→ **EXERCISE INSTRUCTIONS**:
Only lines with the string "text" matter here; gather them from the material below.

→ **DATA TO EXAMINE**:
--------------------------------

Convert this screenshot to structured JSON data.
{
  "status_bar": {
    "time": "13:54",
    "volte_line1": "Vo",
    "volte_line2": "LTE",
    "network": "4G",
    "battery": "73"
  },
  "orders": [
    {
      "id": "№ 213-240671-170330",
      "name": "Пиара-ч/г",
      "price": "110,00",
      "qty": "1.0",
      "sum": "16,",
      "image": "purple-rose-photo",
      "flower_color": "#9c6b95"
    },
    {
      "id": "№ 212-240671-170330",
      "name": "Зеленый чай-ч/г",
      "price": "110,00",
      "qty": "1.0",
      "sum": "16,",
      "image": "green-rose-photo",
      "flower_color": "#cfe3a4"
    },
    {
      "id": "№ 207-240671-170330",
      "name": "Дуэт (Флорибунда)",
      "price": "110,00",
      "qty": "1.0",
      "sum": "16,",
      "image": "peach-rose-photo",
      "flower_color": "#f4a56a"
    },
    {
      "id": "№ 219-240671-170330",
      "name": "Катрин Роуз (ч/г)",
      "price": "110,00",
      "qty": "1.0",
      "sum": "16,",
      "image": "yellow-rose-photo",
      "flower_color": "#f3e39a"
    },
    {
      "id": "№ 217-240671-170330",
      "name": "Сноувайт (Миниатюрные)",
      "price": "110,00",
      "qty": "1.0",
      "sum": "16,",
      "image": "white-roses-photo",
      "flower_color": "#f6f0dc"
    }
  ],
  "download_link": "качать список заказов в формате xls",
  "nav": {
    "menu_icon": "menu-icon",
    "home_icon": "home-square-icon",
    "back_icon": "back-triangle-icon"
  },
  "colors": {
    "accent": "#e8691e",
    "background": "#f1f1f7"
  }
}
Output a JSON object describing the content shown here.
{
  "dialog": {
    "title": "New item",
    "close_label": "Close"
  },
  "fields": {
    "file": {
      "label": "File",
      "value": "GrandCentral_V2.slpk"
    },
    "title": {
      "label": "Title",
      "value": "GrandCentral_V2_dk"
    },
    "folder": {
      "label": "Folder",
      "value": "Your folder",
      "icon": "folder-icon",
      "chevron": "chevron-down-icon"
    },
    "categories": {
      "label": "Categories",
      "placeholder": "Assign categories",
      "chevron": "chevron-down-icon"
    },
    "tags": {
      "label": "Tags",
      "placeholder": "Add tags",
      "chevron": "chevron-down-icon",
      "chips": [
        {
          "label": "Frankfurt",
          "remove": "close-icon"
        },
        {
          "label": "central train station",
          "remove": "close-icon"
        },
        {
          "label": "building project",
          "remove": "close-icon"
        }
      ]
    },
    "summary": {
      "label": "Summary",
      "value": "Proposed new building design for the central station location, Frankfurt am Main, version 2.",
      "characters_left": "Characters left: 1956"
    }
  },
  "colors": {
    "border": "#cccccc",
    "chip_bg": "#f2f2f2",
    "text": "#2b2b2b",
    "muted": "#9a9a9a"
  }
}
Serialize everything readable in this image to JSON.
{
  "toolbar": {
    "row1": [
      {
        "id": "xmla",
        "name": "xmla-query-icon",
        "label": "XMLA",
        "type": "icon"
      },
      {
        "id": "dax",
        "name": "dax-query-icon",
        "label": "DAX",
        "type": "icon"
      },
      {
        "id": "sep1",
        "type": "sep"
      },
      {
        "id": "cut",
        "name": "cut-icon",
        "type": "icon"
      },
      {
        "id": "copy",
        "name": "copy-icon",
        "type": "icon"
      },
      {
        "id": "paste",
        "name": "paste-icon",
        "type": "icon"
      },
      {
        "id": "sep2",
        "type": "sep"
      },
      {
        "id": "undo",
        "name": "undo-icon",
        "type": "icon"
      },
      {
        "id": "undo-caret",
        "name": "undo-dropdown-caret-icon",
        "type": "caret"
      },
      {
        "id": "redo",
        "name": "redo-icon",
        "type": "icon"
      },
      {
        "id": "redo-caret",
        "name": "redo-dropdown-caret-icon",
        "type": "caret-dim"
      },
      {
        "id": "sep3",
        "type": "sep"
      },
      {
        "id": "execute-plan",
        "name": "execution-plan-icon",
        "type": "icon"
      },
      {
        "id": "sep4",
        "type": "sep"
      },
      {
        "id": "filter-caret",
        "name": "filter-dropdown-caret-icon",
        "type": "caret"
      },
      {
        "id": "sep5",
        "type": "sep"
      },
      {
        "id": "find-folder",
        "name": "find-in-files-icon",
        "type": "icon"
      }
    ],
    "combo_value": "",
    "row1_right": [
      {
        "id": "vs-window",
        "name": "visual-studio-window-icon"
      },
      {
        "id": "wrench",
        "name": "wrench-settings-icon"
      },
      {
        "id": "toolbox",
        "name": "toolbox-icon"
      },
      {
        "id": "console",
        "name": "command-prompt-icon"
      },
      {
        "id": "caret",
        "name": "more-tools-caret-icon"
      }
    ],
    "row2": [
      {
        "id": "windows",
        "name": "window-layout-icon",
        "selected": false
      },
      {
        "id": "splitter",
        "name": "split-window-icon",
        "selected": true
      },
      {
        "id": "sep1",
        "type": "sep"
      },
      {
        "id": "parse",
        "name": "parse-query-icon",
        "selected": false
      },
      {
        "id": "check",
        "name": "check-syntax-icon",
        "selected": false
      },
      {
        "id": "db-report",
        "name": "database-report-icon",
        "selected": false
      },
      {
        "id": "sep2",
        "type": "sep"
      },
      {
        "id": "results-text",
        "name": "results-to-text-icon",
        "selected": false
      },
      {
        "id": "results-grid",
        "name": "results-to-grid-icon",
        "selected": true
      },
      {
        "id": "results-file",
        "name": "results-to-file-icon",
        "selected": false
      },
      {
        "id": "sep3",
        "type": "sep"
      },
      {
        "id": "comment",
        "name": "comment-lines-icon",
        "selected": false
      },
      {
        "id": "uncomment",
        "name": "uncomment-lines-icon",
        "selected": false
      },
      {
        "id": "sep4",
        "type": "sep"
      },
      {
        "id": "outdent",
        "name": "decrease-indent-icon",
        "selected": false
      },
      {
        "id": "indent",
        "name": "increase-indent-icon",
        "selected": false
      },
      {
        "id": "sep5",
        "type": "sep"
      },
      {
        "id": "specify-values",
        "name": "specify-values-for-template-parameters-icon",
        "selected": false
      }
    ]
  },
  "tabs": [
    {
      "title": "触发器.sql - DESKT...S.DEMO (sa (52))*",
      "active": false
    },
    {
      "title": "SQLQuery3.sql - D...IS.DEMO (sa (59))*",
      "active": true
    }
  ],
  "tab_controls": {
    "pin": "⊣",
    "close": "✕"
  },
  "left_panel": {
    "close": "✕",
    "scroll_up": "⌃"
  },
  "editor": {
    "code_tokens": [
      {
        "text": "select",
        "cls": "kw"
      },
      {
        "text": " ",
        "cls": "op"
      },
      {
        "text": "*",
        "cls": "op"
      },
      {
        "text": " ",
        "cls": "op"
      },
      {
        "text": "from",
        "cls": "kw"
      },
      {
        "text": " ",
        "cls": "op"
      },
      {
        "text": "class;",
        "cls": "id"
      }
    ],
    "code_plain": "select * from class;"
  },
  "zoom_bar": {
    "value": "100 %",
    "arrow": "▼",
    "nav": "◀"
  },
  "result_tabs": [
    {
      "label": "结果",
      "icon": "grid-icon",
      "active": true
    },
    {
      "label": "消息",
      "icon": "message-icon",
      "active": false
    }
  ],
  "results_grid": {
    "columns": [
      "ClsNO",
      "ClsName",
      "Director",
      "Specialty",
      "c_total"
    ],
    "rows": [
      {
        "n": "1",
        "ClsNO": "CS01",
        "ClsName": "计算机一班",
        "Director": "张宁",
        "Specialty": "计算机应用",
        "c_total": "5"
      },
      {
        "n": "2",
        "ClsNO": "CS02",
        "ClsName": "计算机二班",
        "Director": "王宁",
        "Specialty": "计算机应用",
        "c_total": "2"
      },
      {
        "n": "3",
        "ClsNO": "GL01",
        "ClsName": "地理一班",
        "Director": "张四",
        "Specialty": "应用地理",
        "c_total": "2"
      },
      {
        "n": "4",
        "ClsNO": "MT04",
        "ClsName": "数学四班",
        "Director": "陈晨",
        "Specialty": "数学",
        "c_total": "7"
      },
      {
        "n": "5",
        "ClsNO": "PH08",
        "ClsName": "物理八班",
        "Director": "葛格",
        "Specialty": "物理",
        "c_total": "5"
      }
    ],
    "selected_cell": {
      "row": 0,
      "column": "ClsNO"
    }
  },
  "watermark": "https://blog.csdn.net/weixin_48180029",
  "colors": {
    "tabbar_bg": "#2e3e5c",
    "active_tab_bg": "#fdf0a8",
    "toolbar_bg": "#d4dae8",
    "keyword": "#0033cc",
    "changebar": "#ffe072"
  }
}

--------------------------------

→ **SOLUTION**:
    "text": "#2b2b2b",
        "id": "results-text",
        "name": "results-to-text-icon",
        "text": "select",
        "text": " ",
        "text": "*",
        "text": " ",
        "text": "from",
        "text": " ",
        "text": "class;",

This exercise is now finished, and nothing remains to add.